To read more about the CDPC trainees' experiences in Dublin and East Africa, visit the Blog section.
Obituary: Dr. Emmanuel Kafwembe
The Combat Diseases of Poverty Consortium is deeply saddened to hear of the untimely death of our good friend, colleague, and founding partner of the Consortium, Dr. Emmanuel Kafwembe. Emmanuel recently had a brain tumour removed, but after his discharge from hospital, he was taken ill with malaria and died on Monday night, 17th May 2010.
Emmanuel was highly valued by everyone in the CDPC for his wisdom, knowledge, enthusiasm, and humanitarianism. He has been an important part of the successes we have enjoyed over the past couple of years, and we were looking forward to establishing even stronger links in Zambia in the future through his efforts.
We in the CDPC are committed to Emmanuel’s legacy through developing the important work that he has begun in helping young people to achieve their potential and to contributing to the development of a more equal World.
If you would like to send a message of condolence to Emmanuel’s family please email Hayley Coristine or post your message on the CDPC website below this post. We will collate all messages and forward these to his children. Current messages can be viewed here.
Obituary: Dr. E. Kafwembe
Dr Emmanuel M. Kafwembe was a Nutritional Biochemist who trained in Ireland between 1978 and 1980 at Kevin Street College of Technology in Clinical Chemistry and later undertook his PhD studies at the University of Salford. His main research interest was micro-nutrient deficiency disorders and he successfully conducted many community-based studies of vitamin A and the impact of various disease states such as HIV infection and malaria on vitamin A status. During his distinguished career of over 33 years with the Tropical Diseases Research Centre (TDRC) he rose from the position of technologist in 1977 to director in 2002. Dr. Kafwembe’s knowledge and expertise was in high demand and as such he served as a consultant for the National Food and Nutrition Commission, the National Laboratory Policy Development and Implementation committees as well as a technical advisor to a vitamin A supplementation committee funded by USAID. He was a member of the National Health Research Advisory Committee, chairman of the subcommittee on research in traditional medicine especially as it applies to malaria and a Board member of the Zambia Forum for Health Research (ZAMFOHR), a body formed to provide a forum to scientists to express their research activities as well as develop a national data-base of these activities..

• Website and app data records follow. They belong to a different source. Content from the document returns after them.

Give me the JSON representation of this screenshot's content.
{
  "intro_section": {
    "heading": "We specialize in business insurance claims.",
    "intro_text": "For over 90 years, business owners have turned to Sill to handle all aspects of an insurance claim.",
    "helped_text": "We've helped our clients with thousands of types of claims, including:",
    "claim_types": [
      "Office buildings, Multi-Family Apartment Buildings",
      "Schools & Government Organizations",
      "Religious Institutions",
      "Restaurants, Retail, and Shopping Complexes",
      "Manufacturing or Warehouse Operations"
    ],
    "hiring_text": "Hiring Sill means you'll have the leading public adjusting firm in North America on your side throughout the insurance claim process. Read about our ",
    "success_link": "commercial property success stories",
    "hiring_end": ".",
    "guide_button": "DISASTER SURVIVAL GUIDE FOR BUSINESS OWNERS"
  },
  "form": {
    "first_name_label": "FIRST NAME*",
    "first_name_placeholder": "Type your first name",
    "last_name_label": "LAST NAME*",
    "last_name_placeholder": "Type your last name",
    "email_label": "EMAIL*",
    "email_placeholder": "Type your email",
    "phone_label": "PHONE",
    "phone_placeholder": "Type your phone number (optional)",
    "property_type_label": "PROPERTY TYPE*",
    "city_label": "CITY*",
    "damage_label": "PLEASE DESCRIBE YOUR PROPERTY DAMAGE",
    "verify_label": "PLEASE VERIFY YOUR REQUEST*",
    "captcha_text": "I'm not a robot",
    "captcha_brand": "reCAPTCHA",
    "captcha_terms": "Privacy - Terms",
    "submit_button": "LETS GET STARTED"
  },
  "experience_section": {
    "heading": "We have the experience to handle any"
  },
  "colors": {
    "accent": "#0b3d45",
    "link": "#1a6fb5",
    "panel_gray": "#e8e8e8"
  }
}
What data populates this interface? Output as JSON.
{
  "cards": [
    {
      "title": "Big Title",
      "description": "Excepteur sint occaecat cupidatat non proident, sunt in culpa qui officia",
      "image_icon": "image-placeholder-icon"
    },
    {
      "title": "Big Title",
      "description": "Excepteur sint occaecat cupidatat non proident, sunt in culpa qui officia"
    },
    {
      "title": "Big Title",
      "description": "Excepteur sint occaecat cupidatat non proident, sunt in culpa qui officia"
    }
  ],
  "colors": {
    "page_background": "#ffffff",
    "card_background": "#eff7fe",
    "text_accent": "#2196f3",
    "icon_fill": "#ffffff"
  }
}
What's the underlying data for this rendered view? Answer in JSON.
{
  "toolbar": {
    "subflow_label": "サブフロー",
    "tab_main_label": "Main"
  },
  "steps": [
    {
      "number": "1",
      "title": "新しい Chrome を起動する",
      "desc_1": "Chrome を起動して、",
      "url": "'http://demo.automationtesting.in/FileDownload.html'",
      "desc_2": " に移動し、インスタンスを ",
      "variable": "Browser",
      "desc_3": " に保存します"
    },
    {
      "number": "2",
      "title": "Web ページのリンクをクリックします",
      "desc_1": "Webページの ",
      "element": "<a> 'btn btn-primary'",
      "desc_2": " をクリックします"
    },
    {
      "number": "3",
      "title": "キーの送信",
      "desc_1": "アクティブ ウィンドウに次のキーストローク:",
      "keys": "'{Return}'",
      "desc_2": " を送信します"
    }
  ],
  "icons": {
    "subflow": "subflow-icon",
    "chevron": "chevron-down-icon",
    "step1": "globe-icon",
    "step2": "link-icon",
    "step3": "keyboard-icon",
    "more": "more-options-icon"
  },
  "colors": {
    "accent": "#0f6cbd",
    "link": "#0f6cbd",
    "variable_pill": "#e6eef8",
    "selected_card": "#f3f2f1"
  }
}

As a scientist and a manager Dr Kafwembe interacted with many young African scientists and therefore came to understand and appreciate the problems they face in their work. He was a member of the consortium to oversee the implementation of the Contact Point Network (CPN) Africa project, an EU-funded project aimed at attracting Young African Scientists to participate in EU funded research projects addressing Poverty-Related Diseases. This project in which Dr. Kafwembe served as a Regional Contact Point (RCP) for the Southern African Region grew in stature within a short time and a new generation of young scientists in the region owe a great debt to Dr. Kafwembe for its success. In 2007 Dr. Kafwembe was involve in establishing the Poverty-Related Diseases College which is an a virtual institute and a network that connects young African and European biomedical scientists and their institutions towards consolidating science and its role in the overall development of Africa.
In addition to his distinguished scientific career Dr. Kafwembe was a lay preacher in the United Church of Zambia and a church elder at St Andrews Congregation. Members of the community remember him as a humble and down-to-earth person who helped to build the community. Dr. Kafwembe is survived by his three children to whom we offer our sincere condolences.